When it comes to sugar, we crave it partly due to the addictive qualities it has, like drugs. Sugar releases a high concentration of dopamine in our brains, making us feel overly stimulated and gives a false sense of joy. So, in times of heightened stress, whether physically or mentally, we subconsciously crave sugar to feel comfort.

How to Kick the Craving

It’s a little bit of a paradox, but one way to kick a craving is to give into it. When we give into a craving, it’s satisfied and goes away. We can give into our cravings if we’re smart about it; the solution is to prioritize healthier sources of sweetness and natural sugar to stop our cravings.

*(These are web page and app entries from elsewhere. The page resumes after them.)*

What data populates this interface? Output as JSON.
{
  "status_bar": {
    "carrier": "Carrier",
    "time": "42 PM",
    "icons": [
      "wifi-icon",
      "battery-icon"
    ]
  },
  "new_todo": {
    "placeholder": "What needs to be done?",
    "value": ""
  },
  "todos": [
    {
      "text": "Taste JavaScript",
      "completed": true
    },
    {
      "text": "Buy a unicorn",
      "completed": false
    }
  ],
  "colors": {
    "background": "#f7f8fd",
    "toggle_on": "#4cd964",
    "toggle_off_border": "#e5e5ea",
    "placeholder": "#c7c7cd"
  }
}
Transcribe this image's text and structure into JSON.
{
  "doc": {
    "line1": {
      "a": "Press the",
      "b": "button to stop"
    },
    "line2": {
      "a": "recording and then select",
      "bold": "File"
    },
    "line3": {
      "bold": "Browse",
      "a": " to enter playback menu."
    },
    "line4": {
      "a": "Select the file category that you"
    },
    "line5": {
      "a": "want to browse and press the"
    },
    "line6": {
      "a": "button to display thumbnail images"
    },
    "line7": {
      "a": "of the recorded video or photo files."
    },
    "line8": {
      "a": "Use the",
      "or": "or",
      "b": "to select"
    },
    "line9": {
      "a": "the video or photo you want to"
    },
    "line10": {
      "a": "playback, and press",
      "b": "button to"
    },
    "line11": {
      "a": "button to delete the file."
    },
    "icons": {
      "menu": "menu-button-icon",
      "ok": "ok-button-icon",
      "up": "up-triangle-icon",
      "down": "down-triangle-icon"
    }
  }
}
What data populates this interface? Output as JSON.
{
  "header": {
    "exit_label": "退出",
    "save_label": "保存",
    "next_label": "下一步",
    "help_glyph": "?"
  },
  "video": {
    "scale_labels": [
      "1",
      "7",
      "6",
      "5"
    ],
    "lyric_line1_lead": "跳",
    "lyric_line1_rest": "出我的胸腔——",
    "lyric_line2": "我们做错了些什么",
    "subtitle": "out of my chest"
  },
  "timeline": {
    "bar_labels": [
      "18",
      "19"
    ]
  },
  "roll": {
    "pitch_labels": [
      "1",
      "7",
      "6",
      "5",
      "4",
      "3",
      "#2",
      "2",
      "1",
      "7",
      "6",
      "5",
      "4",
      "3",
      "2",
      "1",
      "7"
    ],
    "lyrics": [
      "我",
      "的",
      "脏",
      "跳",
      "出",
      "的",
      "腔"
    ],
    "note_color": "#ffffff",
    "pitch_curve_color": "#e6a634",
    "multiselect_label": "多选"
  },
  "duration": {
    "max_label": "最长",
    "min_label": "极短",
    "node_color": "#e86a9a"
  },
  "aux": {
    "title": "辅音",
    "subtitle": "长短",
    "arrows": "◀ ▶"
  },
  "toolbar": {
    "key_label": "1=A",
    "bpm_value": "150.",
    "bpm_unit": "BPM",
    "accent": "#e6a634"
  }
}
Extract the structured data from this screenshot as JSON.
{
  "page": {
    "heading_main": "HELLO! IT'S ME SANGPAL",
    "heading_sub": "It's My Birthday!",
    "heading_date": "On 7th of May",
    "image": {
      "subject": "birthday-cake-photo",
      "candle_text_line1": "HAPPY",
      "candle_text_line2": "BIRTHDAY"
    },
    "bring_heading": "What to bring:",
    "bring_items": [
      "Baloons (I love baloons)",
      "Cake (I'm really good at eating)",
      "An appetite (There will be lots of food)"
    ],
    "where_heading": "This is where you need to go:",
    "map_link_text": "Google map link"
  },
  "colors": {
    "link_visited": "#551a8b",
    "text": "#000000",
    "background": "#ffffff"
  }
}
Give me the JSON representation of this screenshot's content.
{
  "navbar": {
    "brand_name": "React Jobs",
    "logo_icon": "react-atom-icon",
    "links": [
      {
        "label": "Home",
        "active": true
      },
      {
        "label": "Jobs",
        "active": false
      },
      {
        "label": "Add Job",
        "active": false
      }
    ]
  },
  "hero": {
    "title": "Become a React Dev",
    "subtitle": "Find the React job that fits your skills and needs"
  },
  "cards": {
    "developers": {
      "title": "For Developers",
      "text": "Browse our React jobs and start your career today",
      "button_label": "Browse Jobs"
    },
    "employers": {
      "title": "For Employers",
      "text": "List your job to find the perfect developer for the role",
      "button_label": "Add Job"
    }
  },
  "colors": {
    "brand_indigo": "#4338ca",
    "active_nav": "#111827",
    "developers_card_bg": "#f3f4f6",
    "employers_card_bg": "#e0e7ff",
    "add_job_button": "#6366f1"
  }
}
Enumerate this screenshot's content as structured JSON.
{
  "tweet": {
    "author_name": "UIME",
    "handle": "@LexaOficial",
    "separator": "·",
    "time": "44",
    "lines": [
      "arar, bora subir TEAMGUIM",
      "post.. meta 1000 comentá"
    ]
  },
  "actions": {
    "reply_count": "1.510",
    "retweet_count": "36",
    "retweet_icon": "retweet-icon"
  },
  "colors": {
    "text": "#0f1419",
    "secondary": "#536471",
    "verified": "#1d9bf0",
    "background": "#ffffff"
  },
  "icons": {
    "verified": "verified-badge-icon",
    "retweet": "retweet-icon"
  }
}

Additionally, as RealSimple suggests, we can try to better our physical and mental well-being to try and curve any future cravings. Sugar, specifically dessert, is used as a reward. We can find better alternatives to award ourselves for a job well done or special occasion. We reach for sugar treats out of habit, and by doing this we create a different habit that betters our long-term health. Getting better sleeps and using healthy carbs to curve hunger are also excellent tools to help stop sugar cravings.

Finally, managing stress and anxiety is essential. Not just for a happy retirement, but also for better mental health. It’s also the hardest to do. Finding an activity to help relieve stress can be beneficial. For example, yoga or simple exercise can help mitigate stress, as well as open communication. It doesn’t seem like talking would help stop your sugar cravings, but it’s all connected. Sugar is an outlet that makes us feel better, but there are other outlets available.

Small Changes, Big Results

It’s okay to give into a craving now and then. Sometimes, you just really want a piece of chocolate or a glass of wine. The key to health is moderation. Cravings only become a problem when we abandon self-control and give into every single one. We can take back control and strengthen our will power by making simple changes. Slight changes add up to create meaningful results. One step at a time, you can achieve long lasting health. The Council for Retirement Security is working to make sure that every senior has the opportunity for a long and healthy retirement.